Last week the children were introduced to Pascal’s Triangle, its history and its properties.  They created their own Pascal’s Triangle and experimented with different seed numbers (the seed number of a traditional Pascal’s Triangle is 1; 1 is placed on the left and right diagonals of the triangle). You fill each cell with the sum of the two cells above it.

## Pascal's Triangle (all digits, last digit, and combinametrics)

Pascal's Triangle is created by starting with only 1s in each of the two perimeter diagonals of a triangular array. Fill in this array by adding the two numbers above each cell. The numbers start out small such as 1 2 1 on the second row and 1 3 3 1 on the third row and 1 4 6 4 1 on the fourth row but then they explode.

## Prime Pyramid

Prime Pyramid: Compete the pyramid by filling in the missing numbers on each row. Each row must contain the consecutive whole numbers from 1 to the row number but not necessarily in that order. In each row, the numbers from 1 to the row number are arranged such that the sum of any two adjacent numbers (neighboring numbers) is a prime number.

## Kakooma Sums, Products, Fractions and Create Your Own Kakooma

The rules for Kakooma are simple. Greg Tang developed this puzzle; I first heard him speak as a parent of elementary school children in 2002. Mr. Tang had a part in inspiring me to change my career to teach math. Subsequently, I attended one of his teach the teacher workshops.

## Conway Look and Say Sequence--Run Length Encoding
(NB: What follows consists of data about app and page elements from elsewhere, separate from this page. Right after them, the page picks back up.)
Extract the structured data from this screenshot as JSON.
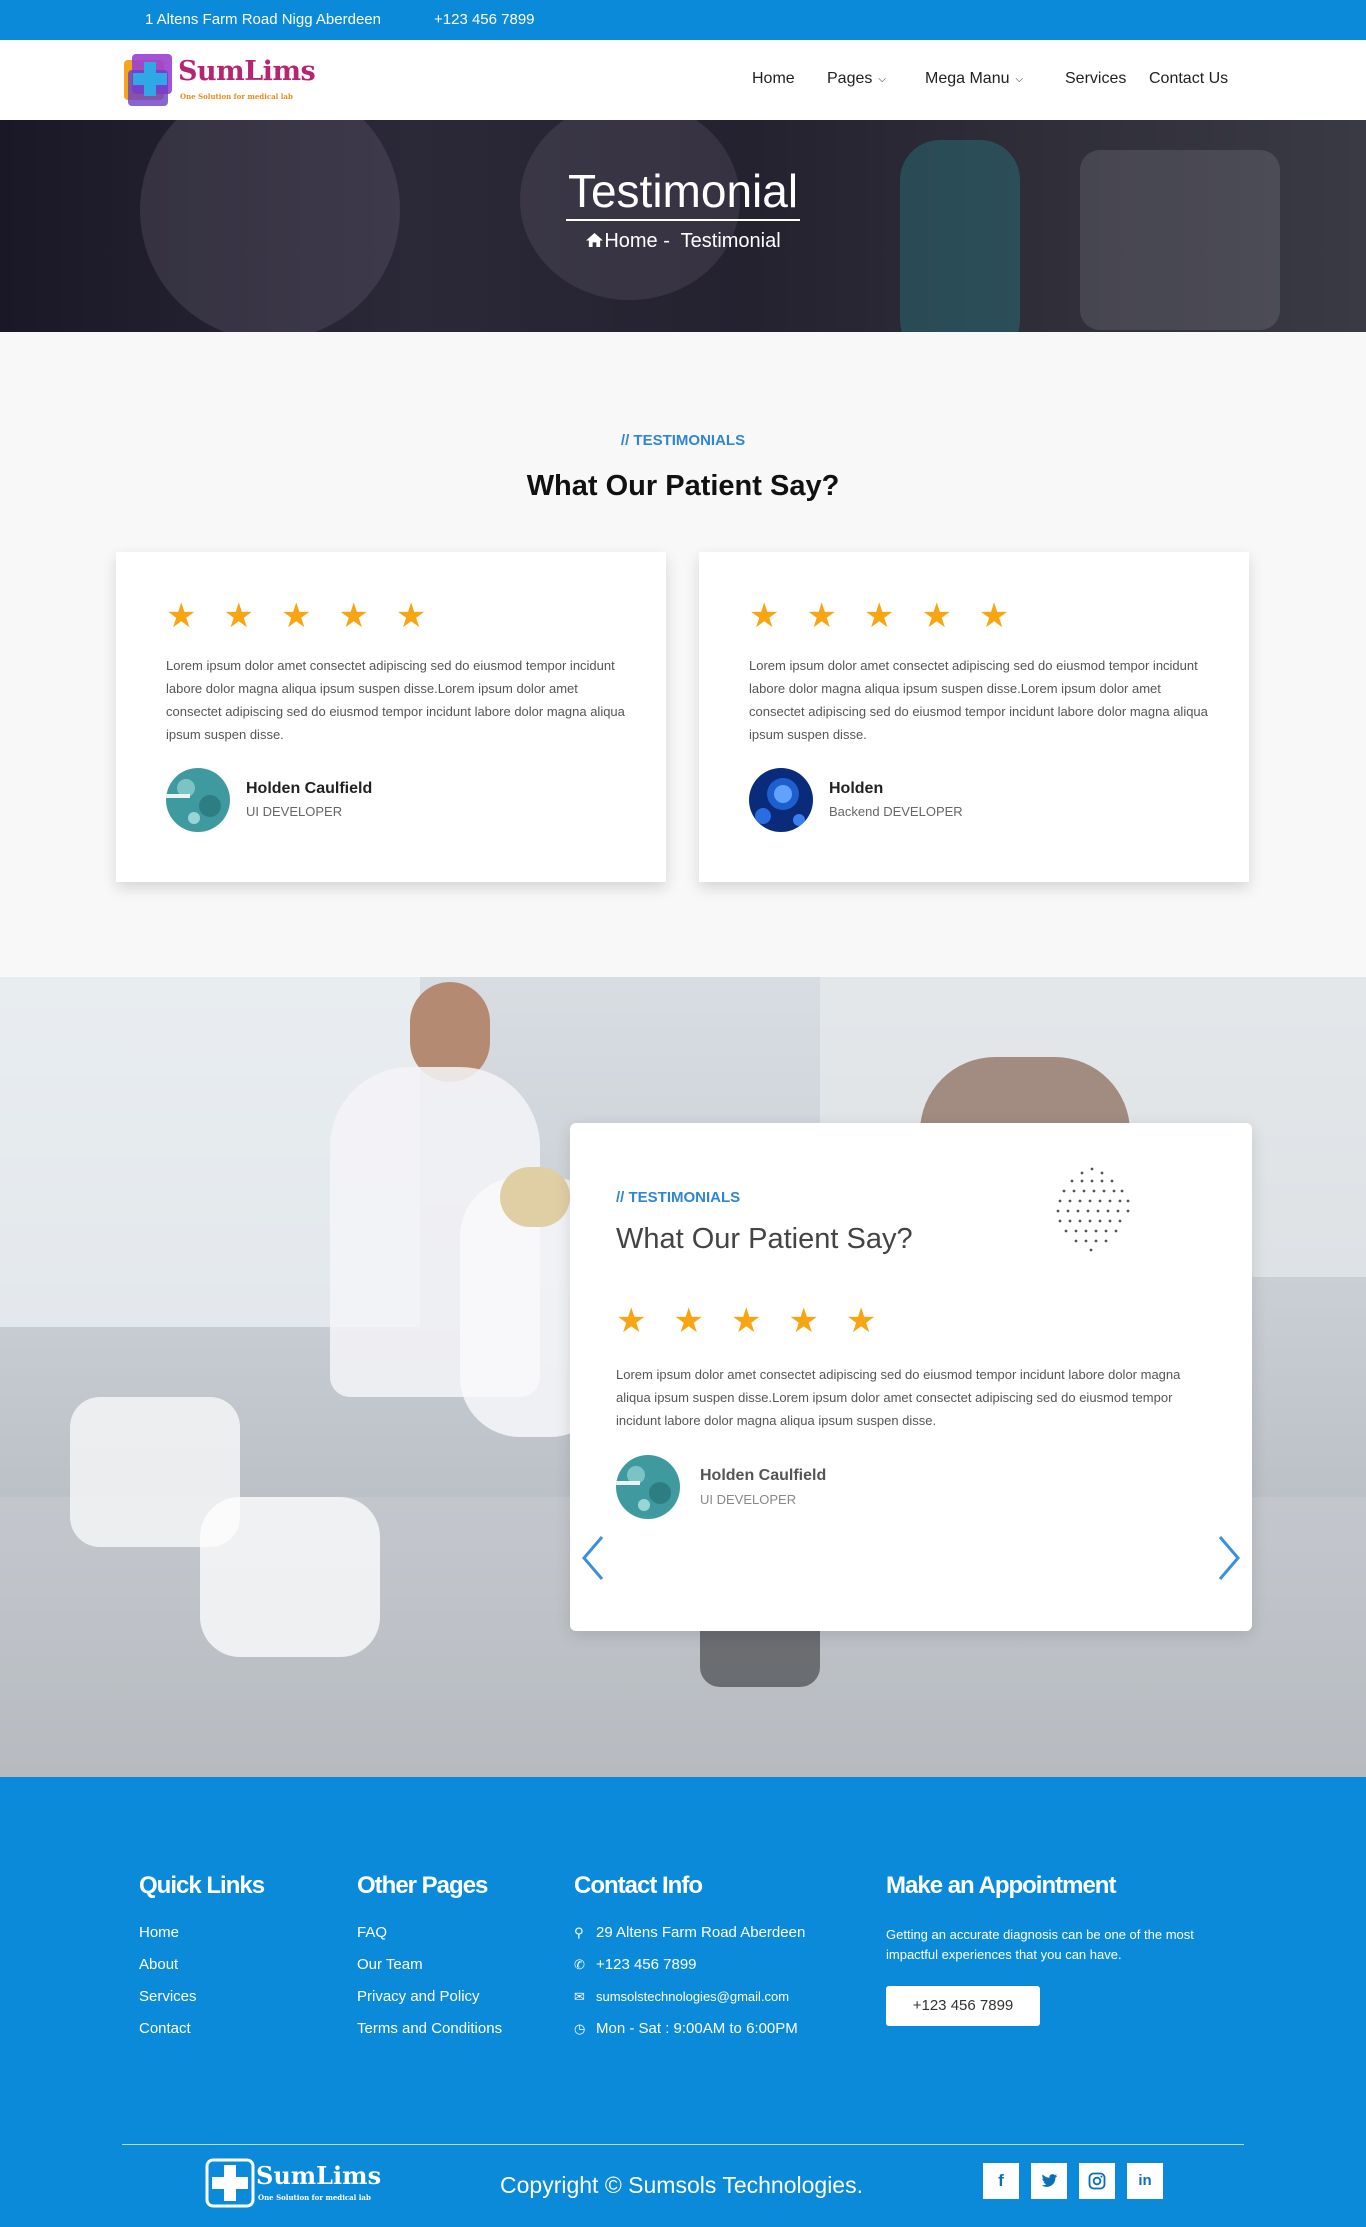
{
  "topbar": {
    "address": "1 Altens Farm Road Nigg Aberdeen",
    "phone": "+123 456 7899"
  },
  "brand": {
    "name": "SumLims",
    "tagline": "One Solution for medical lab"
  },
  "nav": {
    "home": "Home",
    "pages": "Pages",
    "mega": "Mega Manu",
    "services": "Services",
    "contact": "Contact Us"
  },
  "hero": {
    "title": "Testimonial",
    "crumb_home": "Home",
    "crumb_sep": " -  ",
    "crumb_current": "Testimonial"
  },
  "testimonials": {
    "eyebrow": "// TESTIMONIALS",
    "title": "What Our Patient Say?",
    "stars": "★★★★★",
    "items": [
      {
        "text": "Lorem ipsum dolor amet consectet adipiscing sed do eiusmod tempor incidunt labore dolor magna aliqua ipsum suspen disse.Lorem ipsum dolor amet consectet adipiscing sed do eiusmod tempor incidunt labore dolor magna aliqua ipsum suspen disse.",
        "name": "Holden Caulfield",
        "role": "UI DEVELOPER"
      },
      {
        "text": "Lorem ipsum dolor amet consectet adipiscing sed do eiusmod tempor incidunt labore dolor magna aliqua ipsum suspen disse.Lorem ipsum dolor amet consectet adipiscing sed do eiusmod tempor incidunt labore dolor magna aliqua ipsum suspen disse.",
        "name": "Holden",
        "role": "Backend DEVELOPER"
      }
    ]
  },
  "slider": {
    "eyebrow": "// TESTIMONIALS",
    "title": "What Our Patient Say?",
    "stars": "★★★★★",
    "text": "Lorem ipsum dolor amet consectet adipiscing sed do eiusmod tempor incidunt labore dolor magna aliqua ipsum suspen disse.Lorem ipsum dolor amet consectet adipiscing sed do eiusmod tempor incidunt labore dolor magna aliqua ipsum suspen disse.",
    "name": "Holden Caulfield",
    "role": "UI DEVELOPER"
  },
  "footer": {
    "quick_title": "Quick Links",
    "quick": [
      "Home",
      "About",
      "Services",
      "Contact"
    ],
    "other_title": "Other Pages",
    "other": [
      "FAQ",
      "Our Team",
      "Privacy and Policy",
      "Terms and Conditions"
    ],
    "contact_title": "Contact Info",
    "contact": {
      "address": "29 Altens Farm Road Aberdeen",
      "phone": "+123 456 7899",
      "email": "sumsolstechnologies@gmail.com",
      "hours": "Mon - Sat : 9:00AM to 6:00PM"
    },
    "appt_title": "Make an Appointment",
    "appt_desc": "Getting an accurate diagnosis can be one of the most impactful experiences that you can have.",
    "appt_button": "+123 456 7899",
    "copyright": "Copyright © Sumsols Technologies.",
    "social": [
      "facebook-icon",
      "twitter-icon",
      "instagram-icon",
      "linkedin-icon"
    ]
  },
  "colors": {
    "primary": "#0b8ad9",
    "star": "#f7a513",
    "accent": "#2f86d4"
  }
}
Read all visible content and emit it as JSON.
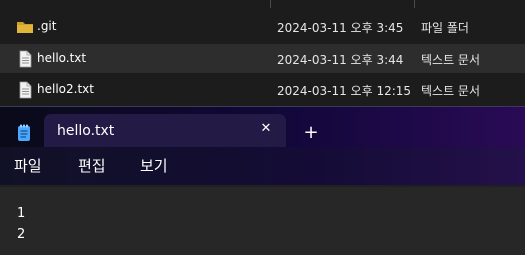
{
  "explorer": {
    "files": [
      {
        "name": ".git",
        "date": "2024-03-11 오후 3:45",
        "type": "파일 폴더",
        "icon": "folder-icon"
      },
      {
        "name": "hello.txt",
        "date": "2024-03-11 오후 3:44",
        "type": "텍스트 문서",
        "icon": "text-file-icon"
      },
      {
        "name": "hello2.txt",
        "date": "2024-03-11 오후 12:15",
        "type": "텍스트 문서",
        "icon": "text-file-icon"
      }
    ]
  },
  "notepad": {
    "app_icon": "notepad-icon",
    "tab": {
      "title": "hello.txt",
      "close_glyph": "✕"
    },
    "new_tab_glyph": "+",
    "menu": {
      "file": "파일",
      "edit": "편집",
      "view": "보기"
    },
    "content": {
      "lines": [
        "1",
        "2"
      ]
    }
  },
  "colors": {
    "folder": "#c9a227",
    "accent_tab": "#241a46",
    "app_icon": "#4aa8ff"
  }
}
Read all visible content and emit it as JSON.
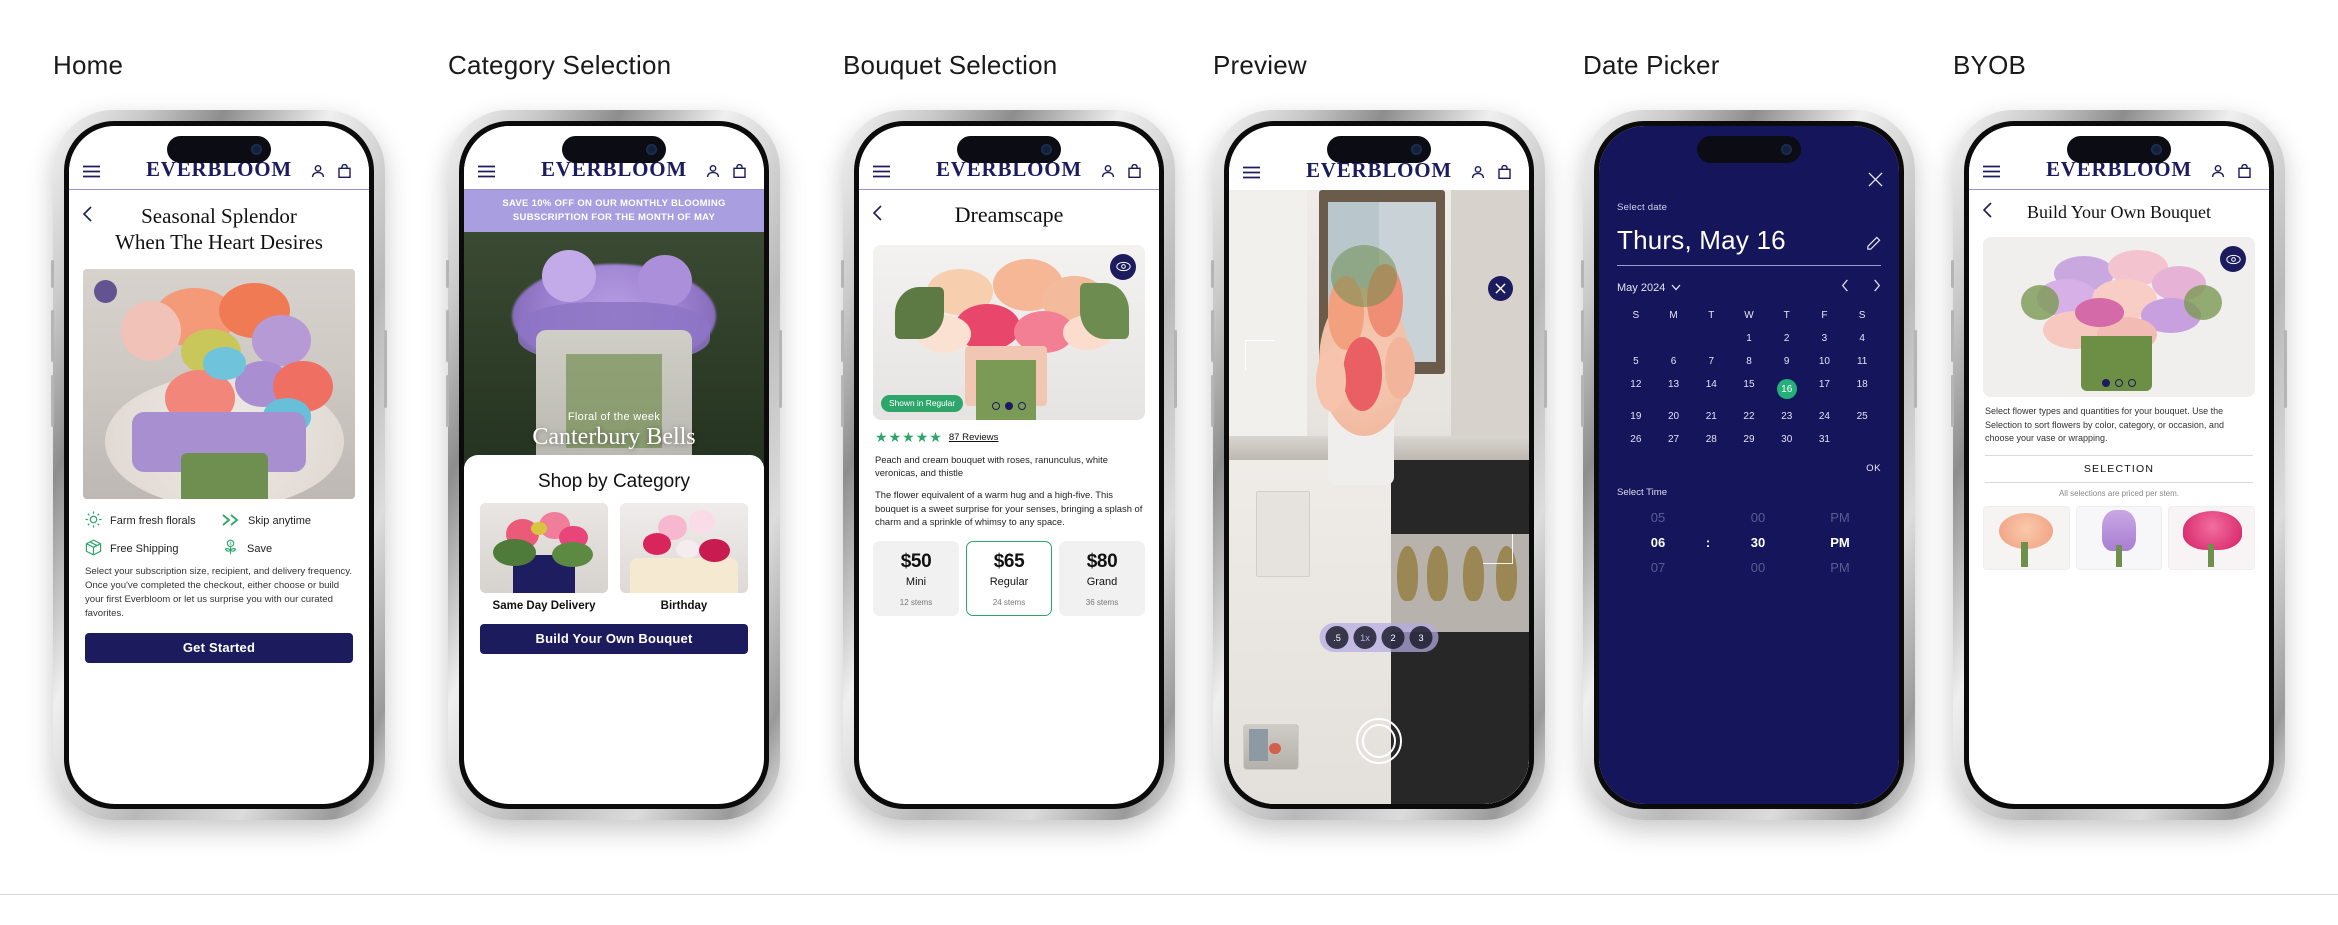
{
  "brand": "EVERBLOOM",
  "colors": {
    "navy": "#1b1b5e",
    "lilac": "#a99fe0",
    "green": "#2ea56b",
    "picker_bg": "#15155c",
    "today_green": "#23b07a"
  },
  "screens": [
    {
      "label": "Home",
      "back_icon": "chevron-left-icon",
      "title_line1": "Seasonal Splendor",
      "title_line2": "When The Heart Desires",
      "features": [
        {
          "icon": "sun-icon",
          "label": "Farm fresh florals"
        },
        {
          "icon": "chevrons-right-icon",
          "label": "Skip anytime"
        },
        {
          "icon": "box-icon",
          "label": "Free Shipping"
        },
        {
          "icon": "savings-plant-icon",
          "label": "Save"
        }
      ],
      "blurb": "Select your subscription size, recipient, and delivery frequency. Once you've completed the checkout, either choose or build your first Everbloom or let us surprise you with our curated favorites.",
      "cta": "Get Started"
    },
    {
      "label": "Category Selection",
      "promo": "SAVE 10% OFF ON OUR MONTHLY BLOOMING SUBSCRIPTION FOR THE MONTH OF MAY",
      "banner_kicker": "Floral of the week",
      "banner_name": "Canterbury Bells",
      "shop_heading": "Shop by Category",
      "categories": [
        {
          "label": "Same Day Delivery"
        },
        {
          "label": "Birthday"
        }
      ],
      "cta": "Build Your Own Bouquet"
    },
    {
      "label": "Bouquet Selection",
      "back_icon": "chevron-left-icon",
      "title": "Dreamscape",
      "eye_icon": "eye-icon",
      "size_badge": "Shown in Regular",
      "carousel_dots": 3,
      "carousel_active": 2,
      "stars": 5,
      "reviews": "87 Reviews",
      "desc1": "Peach and cream bouquet with roses, ranunculus, white veronicas, and thistle",
      "desc2": "The flower equivalent of a warm hug and a high-five. This bouquet is a sweet surprise for your senses, bringing a splash of charm and a sprinkle of whimsy to any space.",
      "prices": [
        {
          "amount": "$50",
          "name": "Mini",
          "stems": "12 stems",
          "selected": false
        },
        {
          "amount": "$65",
          "name": "Regular",
          "stems": "24 stems",
          "selected": true
        },
        {
          "amount": "$80",
          "name": "Grand",
          "stems": "36 stems",
          "selected": false
        }
      ]
    },
    {
      "label": "Preview",
      "close_icon": "close-icon",
      "zoom_levels": [
        ".5",
        "1x",
        "2",
        "3"
      ],
      "zoom_active": "1x",
      "shutter_icon": "shutter-icon",
      "thumbnail_icon": "gallery-thumbnail"
    },
    {
      "label": "Date Picker",
      "close_icon": "close-icon",
      "select_date_label": "Select date",
      "selected_date": "Thurs, May 16",
      "edit_icon": "pencil-icon",
      "month": "May 2024",
      "month_dropdown_icon": "chevron-down-icon",
      "prev_icon": "chevron-left-icon",
      "next_icon": "chevron-right-icon",
      "weekdays": [
        "S",
        "M",
        "T",
        "W",
        "T",
        "F",
        "S"
      ],
      "lead_blanks": 3,
      "days": [
        1,
        2,
        3,
        4,
        5,
        6,
        7,
        8,
        9,
        10,
        11,
        12,
        13,
        14,
        15,
        16,
        17,
        18,
        19,
        20,
        21,
        22,
        23,
        24,
        25,
        26,
        27,
        28,
        29,
        30,
        31
      ],
      "today": 16,
      "ok_label": "OK",
      "select_time_label": "Select Time",
      "time_rows": [
        {
          "hour": "05",
          "sep": "",
          "minute": "00",
          "period": "PM",
          "selected": false
        },
        {
          "hour": "06",
          "sep": ":",
          "minute": "30",
          "period": "PM",
          "selected": true
        },
        {
          "hour": "07",
          "sep": "",
          "minute": "00",
          "period": "PM",
          "selected": false
        }
      ]
    },
    {
      "label": "BYOB",
      "back_icon": "chevron-left-icon",
      "title": "Build Your Own Bouquet",
      "eye_icon": "eye-icon",
      "carousel_dots": 3,
      "carousel_active": 1,
      "desc": "Select flower types and quantities for your bouquet. Use the Selection to sort flowers by color, category, or occasion, and choose your vase or wrapping.",
      "selection_header": "SELECTION",
      "selection_note": "All selections are priced per stem.",
      "flowers": [
        "peach-rose",
        "purple-stock",
        "pink-lily"
      ]
    }
  ]
}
The Conway Sequence is a sequence of digits (also called Look-and-Say sequence) where each term is made of the reading of the digits (the number of consecutive digits) of the previous term. Conway created this sequence as a method of decoding called Run-Length Encoding.